 It's gorgeous, albeit a bit flat.  It's such a wet dough that I just don't think it can do much.  But my starter performed wonderfully, doubling the dough in 4 hours and doubling the shaped boules in 3 hours.  Fantastic.  I did a few things differently than the recipe--I made up a sponge last night, using the starter, water, and just the AP flour.  Let it sit overnight on the counter.  It was super sour and foamy this morning, which worried me, bc I don't like really sour bread.  But I kept going.  I used KAF AP, KAF bread, and then for that last 100 g of flour, I substituted organic whole wheat graham flour from Hodgson Mill.  It made a beautiful dough.  I also used gray sea salt from France.  And, I mixed the dough in my mixer rather than doing all of the folds.  It took about 10 minutes at med-high speed to get a windowpane.

I proofed the shaped boules in improvised bannetons, namely wood salad bowls lined with smooth kitchen towels and dusted with flour.  Baked them at 500 for 20 minutes and did the steam thing (I baked the first loaf without the steam, and it got less oven spring than the other two).

The crust is thin, crisp but chewy, and nice and brown.  The crumb is open, holey, smooth and moist (almost tastes buttery).  And most importantly, it isn't too sour...it's just right.  And so, count me as another "Bill's Sourdough Pagnotta" convert!

 

kjknits's picture
kjknits

Last night we had some mashed potatoes.  I had just read the BBA pugliese formula recently, and thought that I would make it with some of the leftovers.  Well, as it happens, I found the Potato Rosemary bread on my way to the pugliese, and it also contains mashed potatoes!  Then I saw that the general formula for the biga makes enough for both the pugliese and the potato rosemary breads.  And then I discovered that my leftover potatoes weighed EXACTLY as much as the amounts called for in the two recipes.  A sign from the universe, perhaps?  So I made the biga last night and started today with the potato rosemary bread.

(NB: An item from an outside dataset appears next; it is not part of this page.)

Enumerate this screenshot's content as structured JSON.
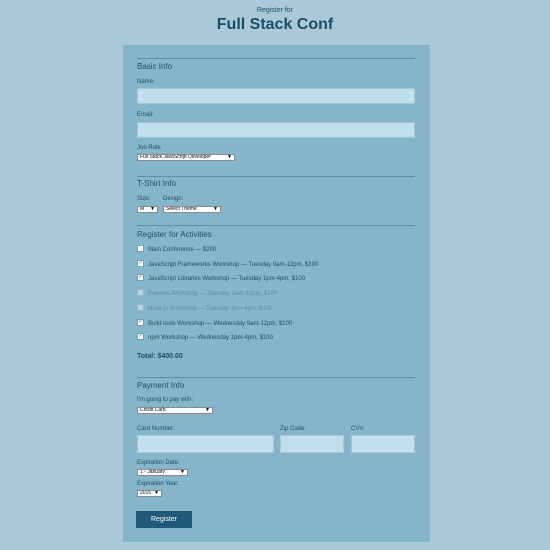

potro1

 

potro2

 

potro3

 

This is wonderful bread.  I used fresh rosemary from a plant in my driveway (I have to container garden, bc our lot, although large, is too sloped and shady to grow much of anything in a garden sense).  I used plain, seasoned leftover mashed russet potatoes from dinner.  The only thing I did differently from the formula as written was to omit the garlic, because my husband had an opinion about that.  Also, my mashed potatoes must have been on the moist side, because I had to add a little more flour and knead a little longer to get the "tacky but not sticky" texture as described in the book.  I slashed it with a wet knife, rather than trying the lame again (I am so lame with the lame).  It worked well--the best slash was the one I went over twice.

It's soft yet chewy, light yet meaty.  It would make a fantastic ham or turkey sandwich, an idea I'm going to explore tomorrow at lunch.  The cracked pepper and rosemary give it a little bite, but aren't overpowering. I will definitely bake this bread again.

zolablue's picture

Ciabatta challenge - BBA recipe

February 24, 2007 - 1:56pm -- zolablue
Forums: 

There has been some discussion about problems with the BBA ciabatta recipe and not being able to achieve an open crumb.  I have tried this recipe 3 times with varying results based on changes I made but was still not able to get the crumb correct.  I'm a very new bread baker but this was the first recipe I made about two months ago.  Each time it had a very good flavor and I think its worthy of trying to find out if it is a flawed recipe or if those of us who've tried it are making some error. 

Pages

Subscribe to RSS - BBA